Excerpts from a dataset
*** Block opens ***

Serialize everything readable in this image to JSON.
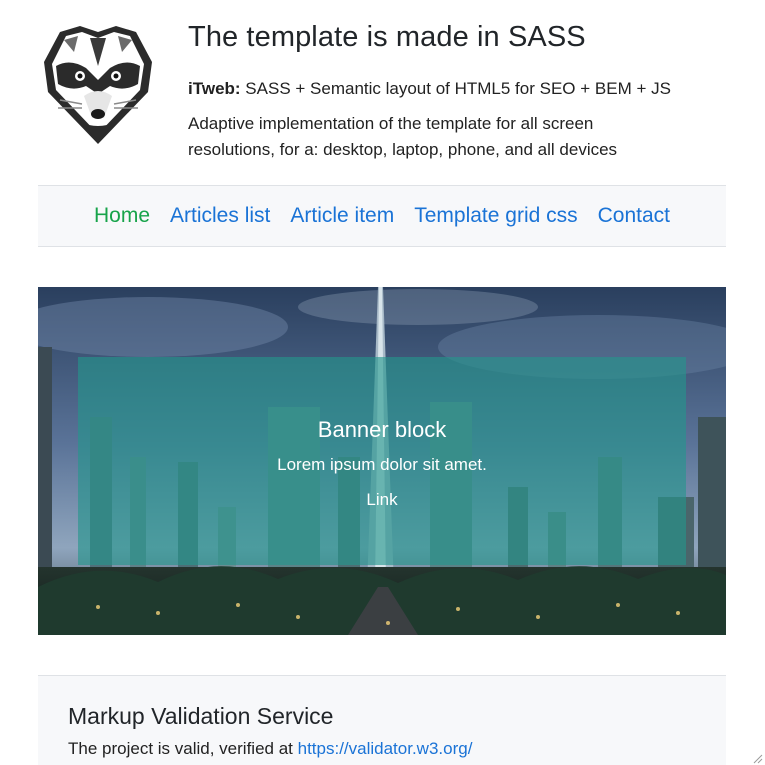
{
  "header": {
    "title": "The template is made in SASS",
    "tagline_brand": "iTweb:",
    "tagline_text": " SASS + Semantic layout of HTML5 for SEO + BEM + JS",
    "description": "Adaptive implementation of the template for all screen resolutions, for a: desktop, laptop, phone, and all devices",
    "logo_icon": "raccoon-logo-icon"
  },
  "nav": {
    "items": [
      {
        "label": "Home",
        "active": true
      },
      {
        "label": "Articles list",
        "active": false
      },
      {
        "label": "Article item",
        "active": false
      },
      {
        "label": "Template grid css",
        "active": false
      },
      {
        "label": "Contact",
        "active": false
      }
    ]
  },
  "banner": {
    "title": "Banner block",
    "text": "Lorem ipsum dolor sit amet.",
    "link": "Link"
  },
  "validation": {
    "title": "Markup Validation Service",
    "text": "The project is valid, verified at ",
    "link": "https://validator.w3.org/"
  },
  "colors": {
    "link": "#1a73d6",
    "active_link": "#17a34a",
    "overlay": "#24968c",
    "panel_bg": "#f7f8fa"
  }
}
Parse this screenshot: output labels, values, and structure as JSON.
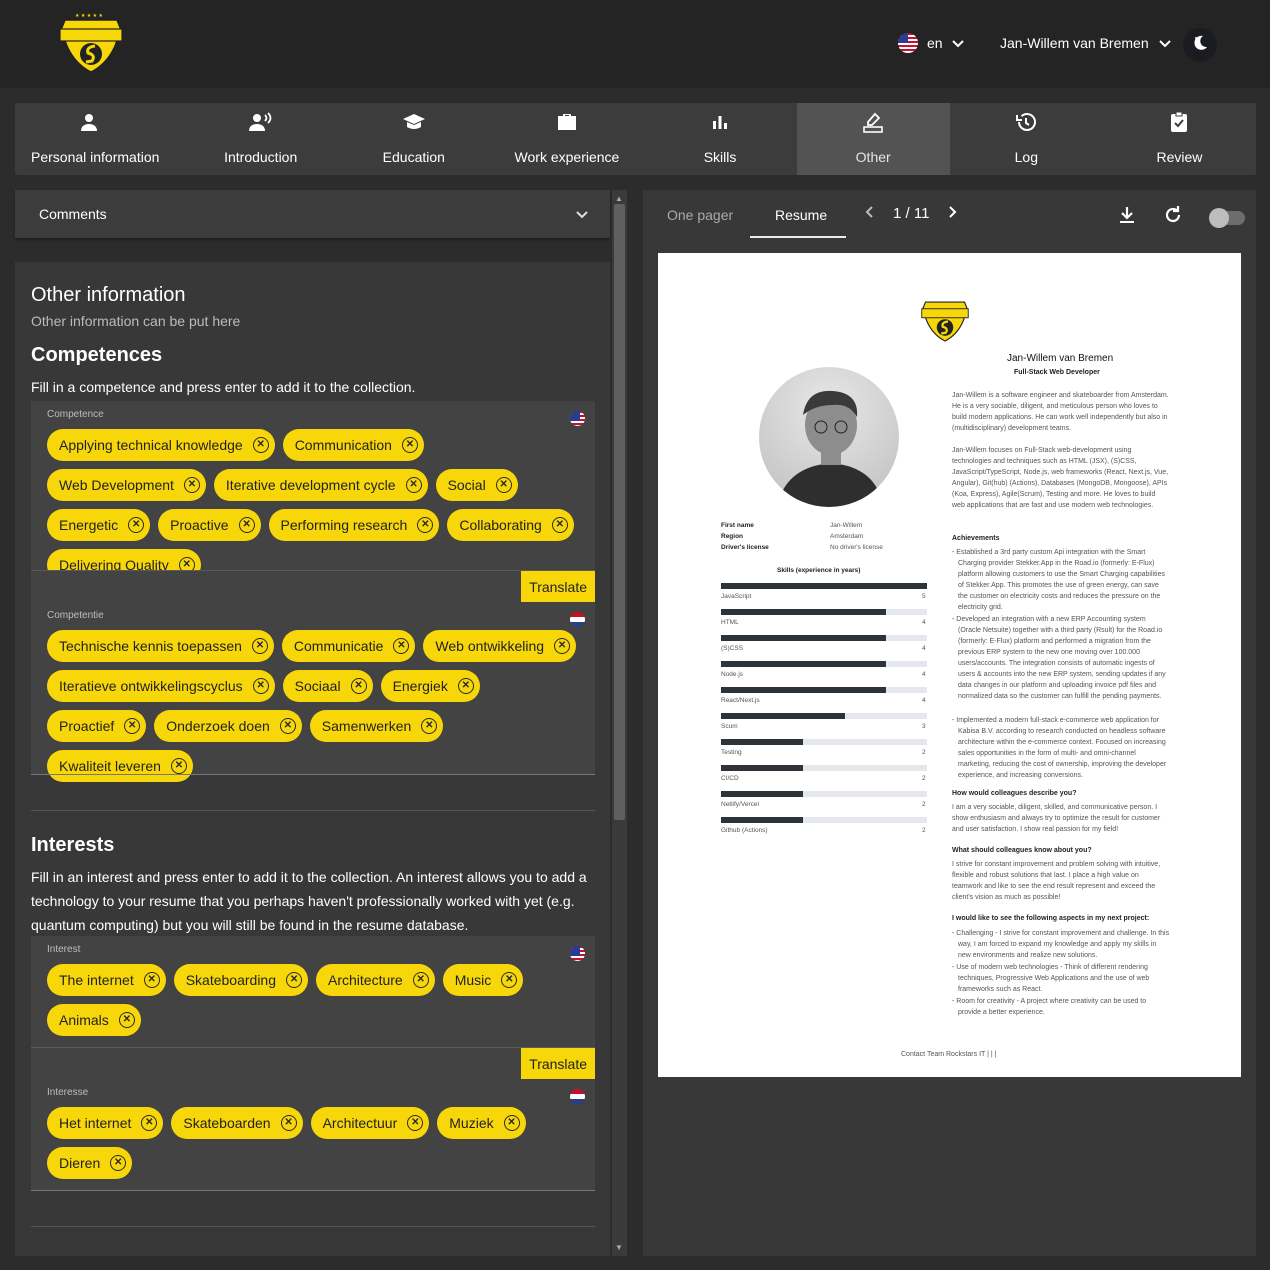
{
  "header": {
    "language": "en",
    "user_name": "Jan-Willem van Bremen"
  },
  "tabs": [
    {
      "label": "Personal information",
      "icon": "person-icon"
    },
    {
      "label": "Introduction",
      "icon": "speaker-icon"
    },
    {
      "label": "Education",
      "icon": "graduation-cap-icon"
    },
    {
      "label": "Work experience",
      "icon": "briefcase-icon"
    },
    {
      "label": "Skills",
      "icon": "bar-chart-icon"
    },
    {
      "label": "Other",
      "icon": "edit-box-icon"
    },
    {
      "label": "Log",
      "icon": "history-icon"
    },
    {
      "label": "Review",
      "icon": "clipboard-check-icon"
    }
  ],
  "active_tab": "Other",
  "comments": {
    "label": "Comments"
  },
  "other": {
    "title": "Other information",
    "subtitle": "Other information can be put here"
  },
  "competences": {
    "title": "Competences",
    "description": "Fill in a competence and press enter to add it to the collection.",
    "en_caption": "Competence",
    "en_items": [
      "Applying technical knowledge",
      "Communication",
      "Web Development",
      "Iterative development cycle",
      "Social",
      "Energetic",
      "Proactive",
      "Performing research",
      "Collaborating",
      "Delivering Quality"
    ],
    "translate_label": "Translate",
    "nl_caption": "Competentie",
    "nl_items": [
      "Technische kennis toepassen",
      "Communicatie",
      "Web ontwikkeling",
      "Iteratieve ontwikkelingscyclus",
      "Sociaal",
      "Energiek",
      "Proactief",
      "Onderzoek doen",
      "Samenwerken",
      "Kwaliteit leveren"
    ]
  },
  "interests": {
    "title": "Interests",
    "description": "Fill in an interest and press enter to add it to the collection. An interest allows you to add a technology to your resume that you perhaps haven't professionally worked with yet (e.g. quantum computing) but you will still be found in the resume database.",
    "en_caption": "Interest",
    "en_items": [
      "The internet",
      "Skateboarding",
      "Architecture",
      "Music",
      "Animals"
    ],
    "translate_label": "Translate",
    "nl_caption": "Interesse",
    "nl_items": [
      "Het internet",
      "Skateboarden",
      "Architectuur",
      "Muziek",
      "Dieren"
    ]
  },
  "preview": {
    "tab_one_pager": "One pager",
    "tab_resume": "Resume",
    "page_indicator": "1 / 11",
    "resume": {
      "name": "Jan-Willem van Bremen",
      "role": "Full-Stack Web Developer",
      "intro_1": "Jan-Willem is a software engineer and skateboarder from Amsterdam. He is a very sociable, diligent, and meticulous person who loves to build modern applications. He can work well independently but also in (multidisciplinary) development teams.",
      "intro_2": "Jan-Willem focuses on Full-Stack web-development using technologies and techniques such as HTML (JSX), (S)CSS, JavaScript/TypeScript, Node.js, web frameworks (React, Next.js, Vue, Angular), Git(hub) (Actions), Databases (MongoDB, Mongoose), APIs (Koa, Express), Agile(Scrum), Testing and more. He loves to build web applications that are fast and use modern web technologies.",
      "facts": [
        {
          "label": "First name",
          "value": "Jan-Willem"
        },
        {
          "label": "Region",
          "value": "Amsterdam"
        },
        {
          "label": "Driver's license",
          "value": "No driver's license"
        }
      ],
      "skills_title": "Skills (experience in years)",
      "skills": [
        {
          "name": "JavaScript",
          "years": 5
        },
        {
          "name": "HTML",
          "years": 4
        },
        {
          "name": "(S)CSS",
          "years": 4
        },
        {
          "name": "Node.js",
          "years": 4
        },
        {
          "name": "React/Next.js",
          "years": 4
        },
        {
          "name": "Scum",
          "years": 3
        },
        {
          "name": "Testing",
          "years": 2
        },
        {
          "name": "CI/CD",
          "years": 2
        },
        {
          "name": "Netlify/Vercel",
          "years": 2
        },
        {
          "name": "Github (Actions)",
          "years": 2
        }
      ],
      "achievements_title": "Achievements",
      "achievements": [
        "Established a 3rd party custom Api integration with the Smart Charging provider Stekker.App in the Road.io (formerly: E-Flux) platform allowing customers to use the Smart Charging capabilities of Stekker.App. This promotes the use of green energy, can save the customer on electricity costs and reduces the pressure on the electricity grid.",
        "Developed an integration with a new ERP Accounting system (Oracle Netsuite) together with a third party (Rsult) for the Road.io (formerly: E-Flux) platform and performed a migration from the previous ERP system to the new one moving over 100.000 users/accounts. The integration consists of automatic ingests of users & accounts into the new ERP system, sending updates if any data changes in our platform and uploading invoice pdf files and normalized data so the customer can fulfill the pending payments.",
        "Implemented a modern full-stack e-commerce web application for Kabisa B.V. according to research conducted on headless software architecture within the e-commerce context. Focused on increasing sales opportunities in the form of multi- and omni-channel marketing, reducing the cost of ownership, improving the developer experience, and increasing conversions."
      ],
      "q1_title": "How would colleagues describe you?",
      "q1_text": "I am a very sociable, diligent, skilled, and communicative person. I show enthusiasm and always try to optimize the result for customer and user satisfaction. I show real passion for my field!",
      "q2_title": "What should colleagues know about you?",
      "q2_text": "I strive for constant improvement and problem solving with intuitive, flexible and robust solutions that last. I place a high value on teamwork and like to see the end result represent and exceed the client's vision as much as possible!",
      "q3_title": "I would like to see the following aspects in my next project:",
      "q3_items": [
        "Challenging - I strive for constant improvement and challenge. In this way, I am forced to expand my knowledge and apply my skills in new environments and realize new solutions.",
        "Use of modern web technologies - Think of different rendering techniques, Progressive Web Applications and the use of web frameworks such as React.",
        "Room for creativity - A project where creativity can be used to provide a better experience."
      ],
      "footer": "Contact Team Rockstars IT | | |"
    }
  },
  "colors": {
    "accent": "#f7d70a",
    "background": "#2c2c2c",
    "panel": "#383838"
  }
}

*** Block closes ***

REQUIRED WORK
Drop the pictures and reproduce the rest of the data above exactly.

ANSWER
Serialize everything readable in this image to JSON.
{
  "header": {
    "title": "The template is made in SASS",
    "tagline_brand": "iTweb:",
    "tagline_text": " SASS + Semantic layout of HTML5 for SEO + BEM + JS",
    "description": "Adaptive implementation of the template for all screen resolutions, for a: desktop, laptop, phone, and all devices",
    "logo_icon": "raccoon-logo-icon"
  },
  "nav": {
    "items": [
      {
        "label": "Home",
        "active": true
      },
      {
        "label": "Articles list",
        "active": false
      },
      {
        "label": "Article item",
        "active": false
      },
      {
        "label": "Template grid css",
        "active": false
      },
      {
        "label": "Contact",
        "active": false
      }
    ]
  },
  "banner": {
    "title": "Banner block",
    "text": "Lorem ipsum dolor sit amet.",
    "link": "Link"
  },
  "validation": {
    "title": "Markup Validation Service",
    "text": "The project is valid, verified at ",
    "link": "https://validator.w3.org/"
  },
  "colors": {
    "link": "#1a73d6",
    "active_link": "#17a34a",
    "overlay": "#24968c",
    "panel_bg": "#f7f8fa"
  }
}
Parse this screenshot: output labels, values, and structure as JSON.
{
  "header": {
    "language": "en",
    "user_name": "Jan-Willem van Bremen"
  },
  "tabs": [
    {
      "label": "Personal information",
      "icon": "person-icon"
    },
    {
      "label": "Introduction",
      "icon": "speaker-icon"
    },
    {
      "label": "Education",
      "icon": "graduation-cap-icon"
    },
    {
      "label": "Work experience",
      "icon": "briefcase-icon"
    },
    {
      "label": "Skills",
      "icon": "bar-chart-icon"
    },
    {
      "label": "Other",
      "icon": "edit-box-icon"
    },
    {
      "label": "Log",
      "icon": "history-icon"
    },
    {
      "label": "Review",
      "icon": "clipboard-check-icon"
    }
  ],
  "active_tab": "Other",
  "comments": {
    "label": "Comments"
  },
  "other": {
    "title": "Other information",
    "subtitle": "Other information can be put here"
  },
  "competences": {
    "title": "Competences",
    "description": "Fill in a competence and press enter to add it to the collection.",
    "en_caption": "Competence",
    "en_items": [
      "Applying technical knowledge",
      "Communication",
      "Web Development",
      "Iterative development cycle",
      "Social",
      "Energetic",
      "Proactive",
      "Performing research",
      "Collaborating",
      "Delivering Quality"
    ],
    "translate_label": "Translate",
    "nl_caption": "Competentie",
    "nl_items": [
      "Technische kennis toepassen",
      "Communicatie",
      "Web ontwikkeling",
      "Iteratieve ontwikkelingscyclus",
      "Sociaal",
      "Energiek",
      "Proactief",
      "Onderzoek doen",
      "Samenwerken",
      "Kwaliteit leveren"
    ]
  },
  "interests": {
    "title": "Interests",
    "description": "Fill in an interest and press enter to add it to the collection. An interest allows you to add a technology to your resume that you perhaps haven't professionally worked with yet (e.g. quantum computing) but you will still be found in the resume database.",
    "en_caption": "Interest",
    "en_items": [
      "The internet",
      "Skateboarding",
      "Architecture",
      "Music",
      "Animals"
    ],
    "translate_label": "Translate",
    "nl_caption": "Interesse",
    "nl_items": [
      "Het internet",
      "Skateboarden",
      "Architectuur",
      "Muziek",
      "Dieren"
    ]
  },
  "preview": {
    "tab_one_pager": "One pager",
    "tab_resume": "Resume",
    "page_indicator": "1 / 11",
    "resume": {
      "name": "Jan-Willem van Bremen",
      "role": "Full-Stack Web Developer",
      "intro_1": "Jan-Willem is a software engineer and skateboarder from Amsterdam. He is a very sociable, diligent, and meticulous person who loves to build modern applications. He can work well independently but also in (multidisciplinary) development teams.",
      "intro_2": "Jan-Willem focuses on Full-Stack web-development using technologies and techniques such as HTML (JSX), (S)CSS, JavaScript/TypeScript, Node.js, web frameworks (React, Next.js, Vue, Angular), Git(hub) (Actions), Databases (MongoDB, Mongoose), APIs (Koa, Express), Agile(Scrum), Testing and more. He loves to build web applications that are fast and use modern web technologies.",
      "facts": [
        {
          "label": "First name",
          "value": "Jan-Willem"
        },
        {
          "label": "Region",
          "value": "Amsterdam"
        },
        {
          "label": "Driver's license",
          "value": "No driver's license"
        }
      ],
      "skills_title": "Skills (experience in years)",
      "skills": [
        {
          "name": "JavaScript",
          "years": 5
        },
        {
          "name": "HTML",
          "years": 4
        },
        {
          "name": "(S)CSS",
          "years": 4
        },
        {
          "name": "Node.js",
          "years": 4
        },
        {
          "name": "React/Next.js",
          "years": 4
        },
        {
          "name": "Scum",
          "years": 3
        },
        {
          "name": "Testing",
          "years": 2
        },
        {
          "name": "CI/CD",
          "years": 2
        },
        {
          "name": "Netlify/Vercel",
          "years": 2
        },
        {
          "name": "Github (Actions)",
          "years": 2
        }
      ],
      "achievements_title": "Achievements",
      "achievements": [
        "Established a 3rd party custom Api integration with the Smart Charging provider Stekker.App in the Road.io (formerly: E-Flux) platform allowing customers to use the Smart Charging capabilities of Stekker.App. This promotes the use of green energy, can save the customer on electricity costs and reduces the pressure on the electricity grid.",
        "Developed an integration with a new ERP Accounting system (Oracle Netsuite) together with a third party (Rsult) for the Road.io (formerly: E-Flux) platform and performed a migration from the previous ERP system to the new one moving over 100.000 users/accounts. The integration consists of automatic ingests of users & accounts into the new ERP system, sending updates if any data changes in our platform and uploading invoice pdf files and normalized data so the customer can fulfill the pending payments.",
        "Implemented a modern full-stack e-commerce web application for Kabisa B.V. according to research conducted on headless software architecture within the e-commerce context. Focused on increasing sales opportunities in the form of multi- and omni-channel marketing, reducing the cost of ownership, improving the developer experience, and increasing conversions."
      ],
      "q1_title": "How would colleagues describe you?",
      "q1_text": "I am a very sociable, diligent, skilled, and communicative person. I show enthusiasm and always try to optimize the result for customer and user satisfaction. I show real passion for my field!",
      "q2_title": "What should colleagues know about you?",
      "q2_text": "I strive for constant improvement and problem solving with intuitive, flexible and robust solutions that last. I place a high value on teamwork and like to see the end result represent and exceed the client's vision as much as possible!",
      "q3_title": "I would like to see the following aspects in my next project:",
      "q3_items": [
        "Challenging - I strive for constant improvement and challenge. In this way, I am forced to expand my knowledge and apply my skills in new environments and realize new solutions.",
        "Use of modern web technologies - Think of different rendering techniques, Progressive Web Applications and the use of web frameworks such as React.",
        "Room for creativity - A project where creativity can be used to provide a better experience."
      ],
      "footer": "Contact Team Rockstars IT | | |"
    }
  },
  "colors": {
    "accent": "#f7d70a",
    "background": "#2c2c2c",
    "panel": "#383838"
  }
}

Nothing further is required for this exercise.